Excerpts from an interface dataset

^^^^^^^^

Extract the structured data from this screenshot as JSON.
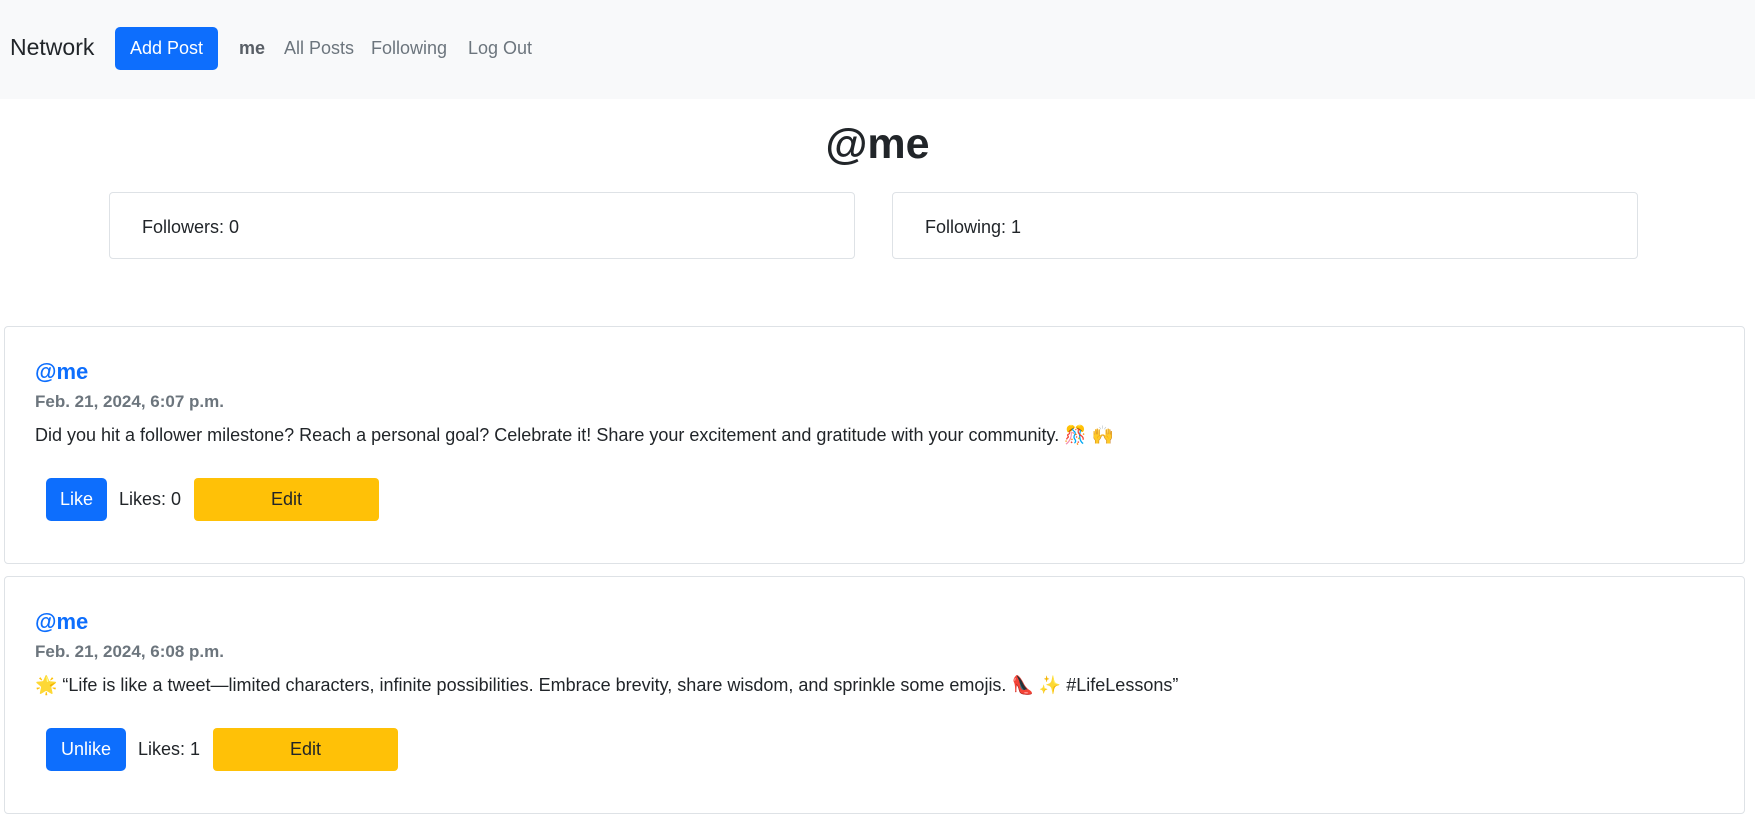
{
  "navbar": {
    "brand": "Network",
    "add_post_label": "Add Post",
    "links": {
      "me": "me",
      "all_posts": "All Posts",
      "following": "Following",
      "log_out": "Log Out"
    }
  },
  "profile": {
    "title": "@me",
    "followers_text": "Followers: 0",
    "following_text": "Following: 1"
  },
  "posts": [
    {
      "user": "@me",
      "date": "Feb. 21, 2024, 6:07 p.m.",
      "content": "Did you hit a follower milestone? Reach a personal goal? Celebrate it! Share your excitement and gratitude with your community. 🎊 🙌",
      "like_label": "Like",
      "likes_text": "Likes: 0",
      "edit_label": "Edit"
    },
    {
      "user": "@me",
      "date": "Feb. 21, 2024, 6:08 p.m.",
      "content": "🌟 “Life is like a tweet—limited characters, infinite possibilities. Embrace brevity, share wisdom, and sprinkle some emojis. 👠 ✨ #LifeLessons”",
      "like_label": "Unlike",
      "likes_text": "Likes: 1",
      "edit_label": "Edit"
    }
  ],
  "colors": {
    "primary": "#0d6efd",
    "warning": "#ffc107",
    "navbar_bg": "#f8f9fa",
    "muted": "#6c757d"
  }
}
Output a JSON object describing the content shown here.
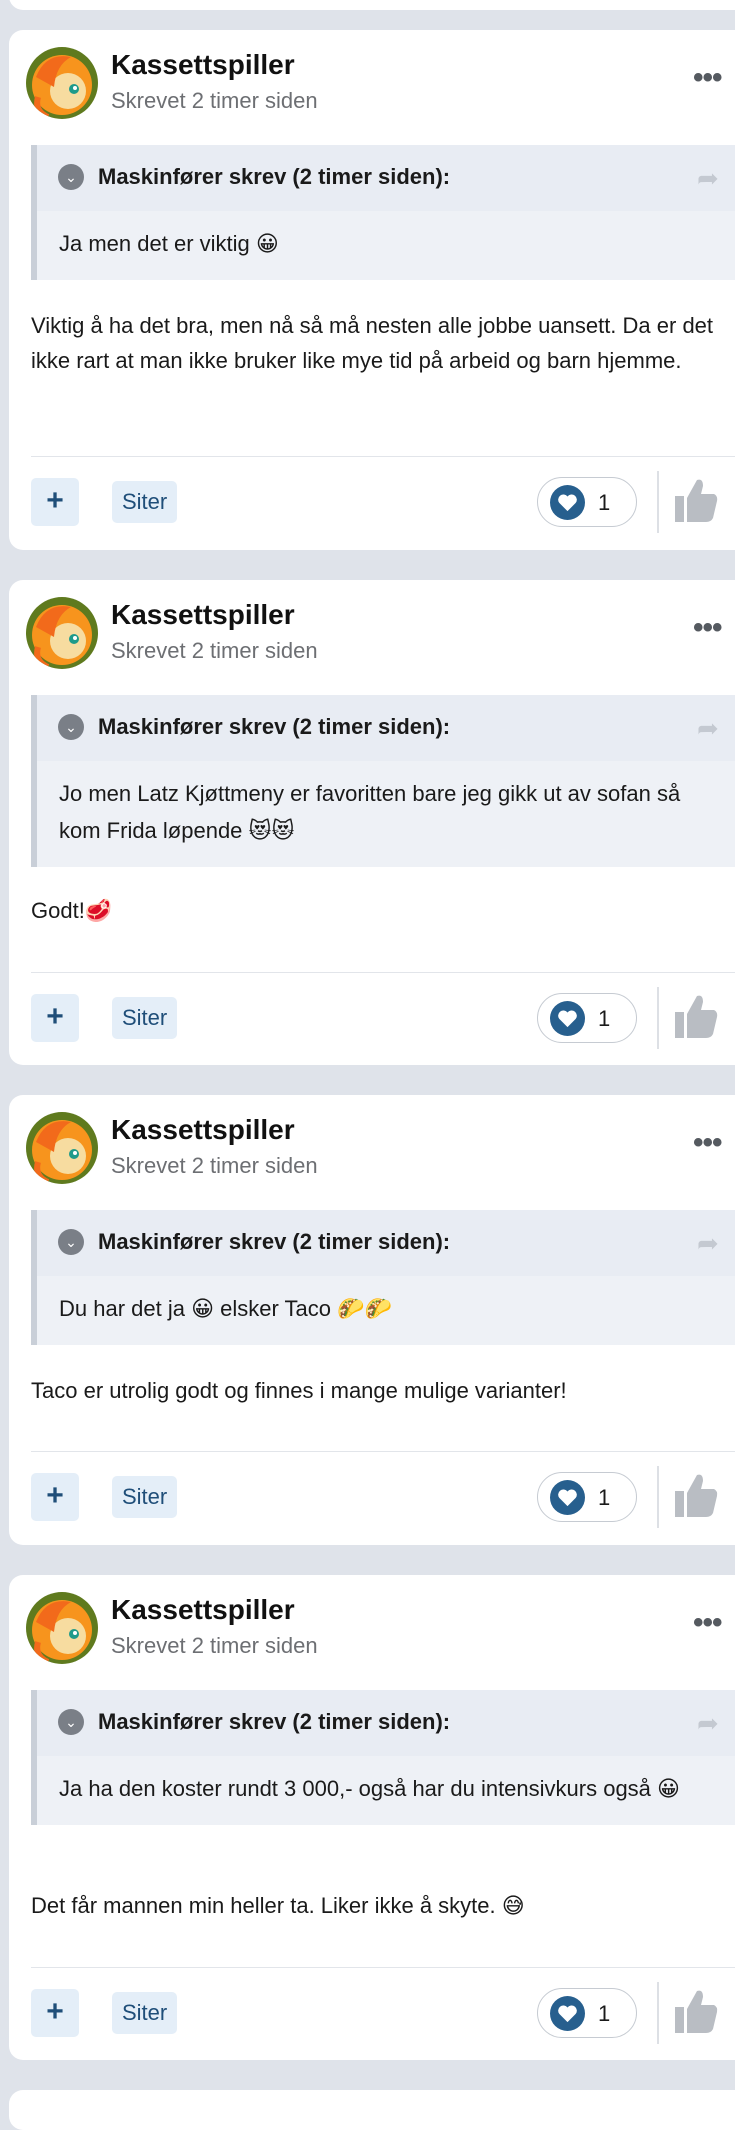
{
  "theme": {
    "accent": "#1f4e79",
    "heart": "#275f8e",
    "page_bg": "#dfe3ea"
  },
  "posts": [
    {
      "author": "Kassettspiller",
      "meta": "Skrevet 2 timer siden",
      "quote_author": "Maskinfører skrev (2 timer siden):",
      "quote_text": "Ja men det er viktig 😀",
      "text": "Viktig å ha det bra, men nå så må nesten alle jobbe uansett. Da er det ikke rart at man ikke bruker like mye tid på arbeid og barn hjemme.",
      "quote_label": "Siter",
      "reaction_count": "1"
    },
    {
      "author": "Kassettspiller",
      "meta": "Skrevet 2 timer siden",
      "quote_author": "Maskinfører skrev (2 timer siden):",
      "quote_text": "Jo men Latz Kjøttmeny er favoritten bare jeg gikk ut av sofan så kom Frida løpende 😻😻",
      "text": "Godt!🥩",
      "quote_label": "Siter",
      "reaction_count": "1"
    },
    {
      "author": "Kassettspiller",
      "meta": "Skrevet 2 timer siden",
      "quote_author": "Maskinfører skrev (2 timer siden):",
      "quote_text": "Du har det ja 😀 elsker Taco 🌮🌮",
      "text": "Taco er utrolig godt og finnes i mange mulige varianter!",
      "quote_label": "Siter",
      "reaction_count": "1"
    },
    {
      "author": "Kassettspiller",
      "meta": "Skrevet 2 timer siden",
      "quote_author": "Maskinfører skrev (2 timer siden):",
      "quote_text": "Ja ha den koster rundt 3 000,- også har du intensivkurs også 😀",
      "text": "Det får mannen min heller ta. Liker ikke å skyte. 😅",
      "quote_label": "Siter",
      "reaction_count": "1"
    }
  ],
  "icons": {
    "more": "more-options-icon",
    "collapse": "chevron-down-icon",
    "share": "share-arrow-icon",
    "add": "plus-icon",
    "reaction": "heart-icon",
    "like": "thumbs-up-icon"
  }
}
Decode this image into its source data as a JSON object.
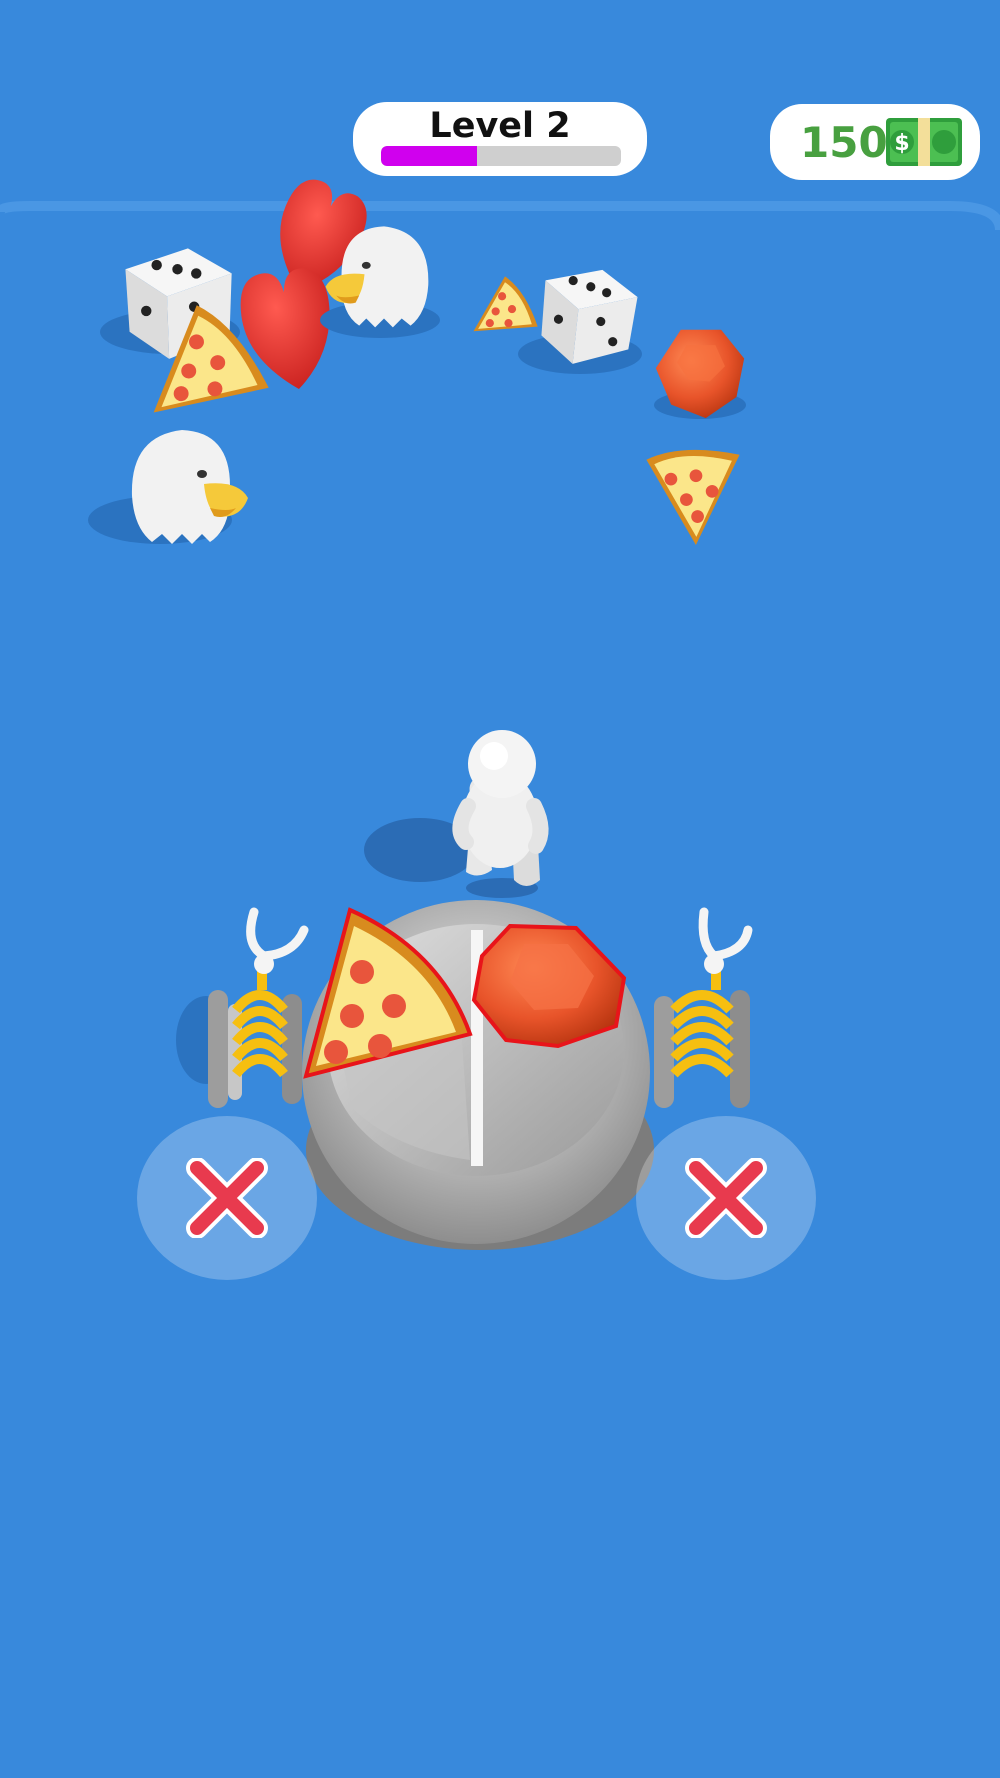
{
  "hud": {
    "level_label": "Level 2",
    "level_progress": 0.4,
    "coins": "150",
    "currency_symbol": "$",
    "progress_color": "#d000ee",
    "coin_color": "#48a040"
  },
  "scene": {
    "background": "#3889dc",
    "items": [
      "dice",
      "heart",
      "eagle",
      "pizza-slice",
      "gem"
    ],
    "held_items": [
      "pizza-slice",
      "gem"
    ],
    "character": "white-stickman"
  },
  "controls": {
    "left_button": "close-icon",
    "right_button": "close-icon"
  }
}
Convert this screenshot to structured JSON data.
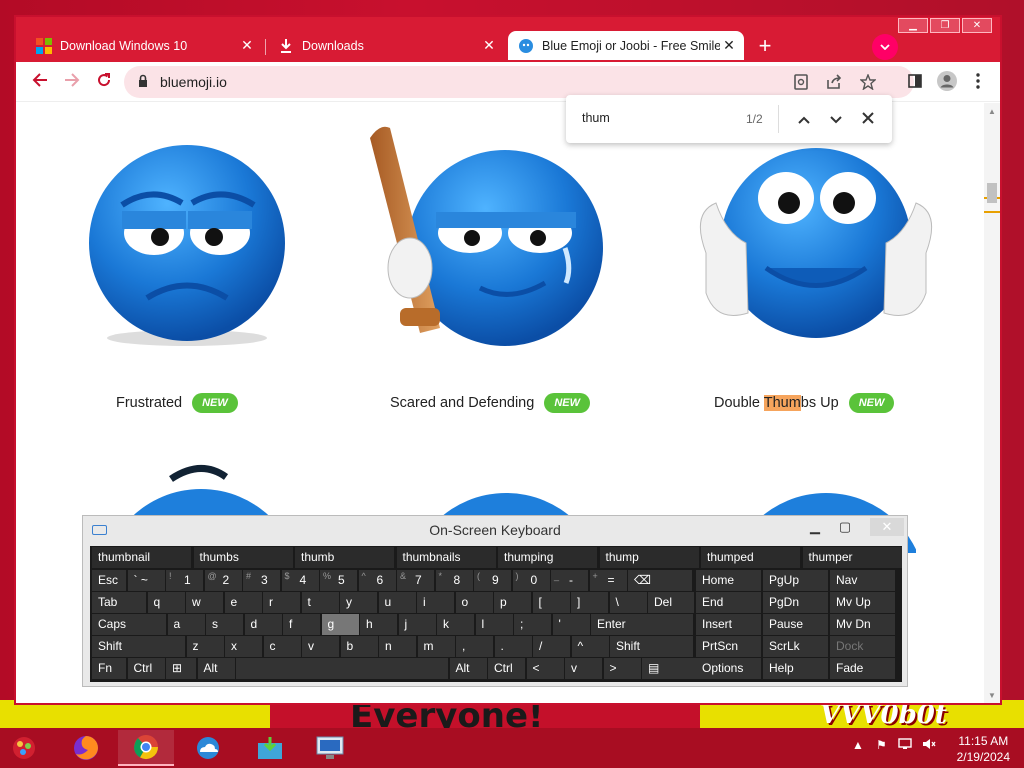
{
  "browser": {
    "tabs": [
      {
        "label": "Download Windows 10",
        "icon": "windows-logo-icon"
      },
      {
        "label": "Downloads",
        "icon": "download-icon"
      },
      {
        "label": "Blue Emoji or Joobi - Free Smiley",
        "icon": "bluemoji-icon",
        "active": true
      }
    ],
    "url": "bluemoji.io",
    "accent": "#d81b34"
  },
  "find_bar": {
    "query": "thum",
    "count": "1/2"
  },
  "page": {
    "items": [
      {
        "name": "Frustrated",
        "badge": "NEW"
      },
      {
        "name": "Scared and Defending",
        "badge": "NEW"
      },
      {
        "name_before": "Double ",
        "name_highlight": "Thum",
        "name_after": "bs Up",
        "badge": "NEW"
      }
    ]
  },
  "osk": {
    "title": "On-Screen Keyboard",
    "predictions": [
      "thumbnail",
      "thumbs",
      "thumb",
      "thumbnails",
      "thumping",
      "thump",
      "thumped",
      "thumper"
    ],
    "row1": [
      {
        "k": "Esc"
      },
      {
        "k": "` ~"
      },
      {
        "k": "1",
        "s": "!"
      },
      {
        "k": "2",
        "s": "@"
      },
      {
        "k": "3",
        "s": "#"
      },
      {
        "k": "4",
        "s": "$"
      },
      {
        "k": "5",
        "s": "%"
      },
      {
        "k": "6",
        "s": "^"
      },
      {
        "k": "7",
        "s": "&"
      },
      {
        "k": "8",
        "s": "*"
      },
      {
        "k": "9",
        "s": "("
      },
      {
        "k": "0",
        "s": ")"
      },
      {
        "k": "-",
        "s": "_"
      },
      {
        "k": "=",
        "s": "+"
      },
      {
        "k": "⌫"
      }
    ],
    "row2": [
      "Tab",
      "q",
      "w",
      "e",
      "r",
      "t",
      "y",
      "u",
      "i",
      "o",
      "p",
      "[",
      "]",
      "\\",
      "Del"
    ],
    "row3": [
      "Caps",
      "a",
      "s",
      "d",
      "f",
      "g",
      "h",
      "j",
      "k",
      "l",
      ";",
      "'",
      "Enter"
    ],
    "row4": [
      "Shift",
      "z",
      "x",
      "c",
      "v",
      "b",
      "n",
      "m",
      ",",
      ".",
      "/",
      "^",
      "Shift"
    ],
    "row5": [
      "Fn",
      "Ctrl",
      "⊞",
      "Alt",
      "",
      "Alt",
      "Ctrl",
      "<",
      "v",
      ">",
      "▤"
    ],
    "nav_keys": [
      [
        "Home",
        "PgUp",
        "Nav"
      ],
      [
        "End",
        "PgDn",
        "Mv Up"
      ],
      [
        "Insert",
        "Pause",
        "Mv Dn"
      ],
      [
        "PrtScn",
        "ScrLk",
        "Dock"
      ],
      [
        "Options",
        "Help",
        "Fade"
      ]
    ]
  },
  "desktop": {
    "banner_text": "Everyone!",
    "logo_text": "VVV0b0t"
  },
  "taskbar": {
    "apps": [
      "firefox-icon",
      "chrome-icon",
      "onedrive-icon",
      "install-icon",
      "remote-desktop-icon"
    ],
    "time": "11:15 AM",
    "date": "2/19/2024"
  }
}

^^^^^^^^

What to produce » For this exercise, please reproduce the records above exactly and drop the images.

Task response »
Extract the structured data from this screenshot as JSON.
{
  "navbar": {
    "brand": "Network",
    "add_post_label": "Add Post",
    "links": {
      "me": "me",
      "all_posts": "All Posts",
      "following": "Following",
      "log_out": "Log Out"
    }
  },
  "profile": {
    "title": "@me",
    "followers_text": "Followers: 0",
    "following_text": "Following: 1"
  },
  "posts": [
    {
      "user": "@me",
      "date": "Feb. 21, 2024, 6:07 p.m.",
      "content": "Did you hit a follower milestone? Reach a personal goal? Celebrate it! Share your excitement and gratitude with your community. 🎊 🙌",
      "like_label": "Like",
      "likes_text": "Likes: 0",
      "edit_label": "Edit"
    },
    {
      "user": "@me",
      "date": "Feb. 21, 2024, 6:08 p.m.",
      "content": "🌟 “Life is like a tweet—limited characters, infinite possibilities. Embrace brevity, share wisdom, and sprinkle some emojis. 👠 ✨ #LifeLessons”",
      "like_label": "Unlike",
      "likes_text": "Likes: 1",
      "edit_label": "Edit"
    }
  ],
  "colors": {
    "primary": "#0d6efd",
    "warning": "#ffc107",
    "navbar_bg": "#f8f9fa",
    "muted": "#6c757d"
  }
}
Output a JSON object describing the content shown here.
{
  "theme": {
    "accent": "#1f4e79",
    "heart": "#275f8e",
    "page_bg": "#dfe3ea"
  },
  "posts": [
    {
      "author": "Kassettspiller",
      "meta": "Skrevet 2 timer siden",
      "quote_author": "Maskinfører skrev (2 timer siden):",
      "quote_text": "Ja men det er viktig 😀",
      "text": "Viktig å ha det bra, men nå så må nesten alle jobbe uansett. Da er det ikke rart at man ikke bruker like mye tid på arbeid og barn hjemme.",
      "quote_label": "Siter",
      "reaction_count": "1"
    },
    {
      "author": "Kassettspiller",
      "meta": "Skrevet 2 timer siden",
      "quote_author": "Maskinfører skrev (2 timer siden):",
      "quote_text": "Jo men Latz Kjøttmeny er favoritten bare jeg gikk ut av sofan så kom Frida løpende 😻😻",
      "text": "Godt!🥩",
      "quote_label": "Siter",
      "reaction_count": "1"
    },
    {
      "author": "Kassettspiller",
      "meta": "Skrevet 2 timer siden",
      "quote_author": "Maskinfører skrev (2 timer siden):",
      "quote_text": "Du har det ja 😀 elsker Taco 🌮🌮",
      "text": "Taco er utrolig godt og finnes i mange mulige varianter!",
      "quote_label": "Siter",
      "reaction_count": "1"
    },
    {
      "author": "Kassettspiller",
      "meta": "Skrevet 2 timer siden",
      "quote_author": "Maskinfører skrev (2 timer siden):",
      "quote_text": "Ja ha den koster rundt 3 000,- også har du intensivkurs også 😀",
      "text": "Det får mannen min heller ta. Liker ikke å skyte. 😅",
      "quote_label": "Siter",
      "reaction_count": "1"
    }
  ],
  "icons": {
    "more": "more-options-icon",
    "collapse": "chevron-down-icon",
    "share": "share-arrow-icon",
    "add": "plus-icon",
    "reaction": "heart-icon",
    "like": "thumbs-up-icon"
  }
}
Decode this image into its source data as a JSON object.
{
  "hud": {
    "level_label": "Level 2",
    "level_progress": 0.4,
    "coins": "150",
    "currency_symbol": "$",
    "progress_color": "#d000ee",
    "coin_color": "#48a040"
  },
  "scene": {
    "background": "#3889dc",
    "items": [
      "dice",
      "heart",
      "eagle",
      "pizza-slice",
      "gem"
    ],
    "held_items": [
      "pizza-slice",
      "gem"
    ],
    "character": "white-stickman"
  },
  "controls": {
    "left_button": "close-icon",
    "right_button": "close-icon"
  }
}
Convert this screenshot to structured JSON data.
{
  "browser": {
    "tabs": [
      {
        "label": "Download Windows 10",
        "icon": "windows-logo-icon"
      },
      {
        "label": "Downloads",
        "icon": "download-icon"
      },
      {
        "label": "Blue Emoji or Joobi - Free Smiley",
        "icon": "bluemoji-icon",
        "active": true
      }
    ],
    "url": "bluemoji.io",
    "accent": "#d81b34"
  },
  "find_bar": {
    "query": "thum",
    "count": "1/2"
  },
  "page": {
    "items": [
      {
        "name": "Frustrated",
        "badge": "NEW"
      },
      {
        "name": "Scared and Defending",
        "badge": "NEW"
      },
      {
        "name_before": "Double ",
        "name_highlight": "Thum",
        "name_after": "bs Up",
        "badge": "NEW"
      }
    ]
  },
  "osk": {
    "title": "On-Screen Keyboard",
    "predictions": [
      "thumbnail",
      "thumbs",
      "thumb",
      "thumbnails",
      "thumping",
      "thump",
      "thumped",
      "thumper"
    ],
    "row1": [
      {
        "k": "Esc"
      },
      {
        "k": "` ~"
      },
      {
        "k": "1",
        "s": "!"
      },
      {
        "k": "2",
        "s": "@"
      },
      {
        "k": "3",
        "s": "#"
      },
      {
        "k": "4",
        "s": "$"
      },
      {
        "k": "5",
        "s": "%"
      },
      {
        "k": "6",
        "s": "^"
      },
      {
        "k": "7",
        "s": "&"
      },
      {
        "k": "8",
        "s": "*"
      },
      {
        "k": "9",
        "s": "("
      },
      {
        "k": "0",
        "s": ")"
      },
      {
        "k": "-",
        "s": "_"
      },
      {
        "k": "=",
        "s": "+"
      },
      {
        "k": "⌫"
      }
    ],
    "row2": [
      "Tab",
      "q",
      "w",
      "e",
      "r",
      "t",
      "y",
      "u",
      "i",
      "o",
      "p",
      "[",
      "]",
      "\\",
      "Del"
    ],
    "row3": [
      "Caps",
      "a",
      "s",
      "d",
      "f",
      "g",
      "h",
      "j",
      "k",
      "l",
      ";",
      "'",
      "Enter"
    ],
    "row4": [
      "Shift",
      "z",
      "x",
      "c",
      "v",
      "b",
      "n",
      "m",
      ",",
      ".",
      "/",
      "^",
      "Shift"
    ],
    "row5": [
      "Fn",
      "Ctrl",
      "⊞",
      "Alt",
      "",
      "Alt",
      "Ctrl",
      "<",
      "v",
      ">",
      "▤"
    ],
    "nav_keys": [
      [
        "Home",
        "PgUp",
        "Nav"
      ],
      [
        "End",
        "PgDn",
        "Mv Up"
      ],
      [
        "Insert",
        "Pause",
        "Mv Dn"
      ],
      [
        "PrtScn",
        "ScrLk",
        "Dock"
      ],
      [
        "Options",
        "Help",
        "Fade"
      ]
    ]
  },
  "desktop": {
    "banner_text": "Everyone!",
    "logo_text": "VVV0b0t"
  },
  "taskbar": {
    "apps": [
      "firefox-icon",
      "chrome-icon",
      "onedrive-icon",
      "install-icon",
      "remote-desktop-icon"
    ],
    "time": "11:15 AM",
    "date": "2/19/2024"
  }
}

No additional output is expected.